Being a teenager, your child will probably resist the idea of using a weighted blanket for insomnia. So, you need to explain him that this blanket is going to help him sleep better and nothing more. You can probably buy one for yourself too, so that he doesn’t feel he is being treated in a different way. Weighted blankets are safe for everyone except toddlers and elderly people who cannot move the blanket on their own. If your child refuses to use it, don’t force him. Thankfully, AG weighted blankets offer 7 days trial. So, in case your teen doesn’t like it or refuses to use it, you can simply return it.

 

Please note that weighted blankets can only help your child feel relaxed and sleep well. This is going to solve a lot of anxiety issues but, if your child is still behaving strangely, do not hesitate to consult an adolescent psychiatrist. Chronic depression needs a thorough treatment. Weighted blanket can help but it cannot be an alternative to counselling and medicines. If medical help is required, please seek it before depression takes a toll on his studies, self-esteem, behavior, and overall personality.

 

References and Citations:
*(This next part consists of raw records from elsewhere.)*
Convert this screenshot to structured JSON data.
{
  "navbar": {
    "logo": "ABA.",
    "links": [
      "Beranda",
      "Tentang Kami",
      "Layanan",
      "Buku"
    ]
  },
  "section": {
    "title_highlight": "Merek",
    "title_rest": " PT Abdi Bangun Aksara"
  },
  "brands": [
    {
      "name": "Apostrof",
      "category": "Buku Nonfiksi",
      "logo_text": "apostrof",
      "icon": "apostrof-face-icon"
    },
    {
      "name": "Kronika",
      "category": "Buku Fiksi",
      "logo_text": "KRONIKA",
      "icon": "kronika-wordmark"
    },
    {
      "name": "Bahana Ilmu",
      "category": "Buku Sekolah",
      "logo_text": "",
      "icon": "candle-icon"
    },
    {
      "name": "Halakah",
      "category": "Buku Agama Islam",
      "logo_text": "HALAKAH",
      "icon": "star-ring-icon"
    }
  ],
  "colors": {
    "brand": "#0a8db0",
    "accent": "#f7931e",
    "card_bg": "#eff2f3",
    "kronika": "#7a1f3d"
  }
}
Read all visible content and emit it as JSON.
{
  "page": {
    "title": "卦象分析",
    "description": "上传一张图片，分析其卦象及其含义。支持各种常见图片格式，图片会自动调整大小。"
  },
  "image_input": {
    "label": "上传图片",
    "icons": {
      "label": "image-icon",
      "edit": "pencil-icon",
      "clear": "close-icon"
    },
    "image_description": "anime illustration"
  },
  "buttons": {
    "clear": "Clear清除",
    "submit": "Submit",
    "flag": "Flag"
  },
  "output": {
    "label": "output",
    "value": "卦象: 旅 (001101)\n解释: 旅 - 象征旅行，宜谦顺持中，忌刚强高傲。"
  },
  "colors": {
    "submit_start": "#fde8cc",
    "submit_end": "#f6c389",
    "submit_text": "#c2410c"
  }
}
  1. NAMI. Home. https://nami.org/Blogs/NAMI-Blog/May-2018/Is-It-a-Mental-Health-Problem-Or-Just-Puberty.
  2. Adolescent mental health. World Health Organization. https://www.who.int/news-room/fact-sheets/detail/adolescent-mental-health.
  3. Wang H, Lin SL, Leung GM, Schooling CM. Age at Onset of Puberty and Adolescent Depression: "Children of 1997" Birth Cohort. Pediatrics. https://pediatrics.aappublications.org/content/137/6/e20153231. Published June 1, 2016.
  4. Wang H, Lin SL, Leung GM, Schooling CM. Age at Onset of Puberty and Adolescent Depression: "Children of 1997" Birth Cohort. Pediatrics. https://www.ncbi.nlm.nih.gov/pubmed/27230766. Published June 2016.
  5. Mental/Emotional/Social Changes Through Puberty. Mental Help MentalEmotionalSocial Changes through Puberty Comments. https://www.mentalhelp.net/articles/mental-emotional-social-changes-through-puberty/.
  6. Adolescent mental health. World Health Organization. https://www.who.int/news-room/fact-sheets/detail/adolescent-mental-health.
  7. Depression & Sleep. National Sleep Foundation. https://www.sleepfoundation.org/articles/depression-and-sleep.
  8. Harvard Health Publishing. Anxiety and stress weighing heavily at night? A new blanket might help. Harvard Health. https://www.health.harvard.edu/mind-and-mood/anxiety-and-stress-weighing-heavily-at-night-a-new-blanket-might-help.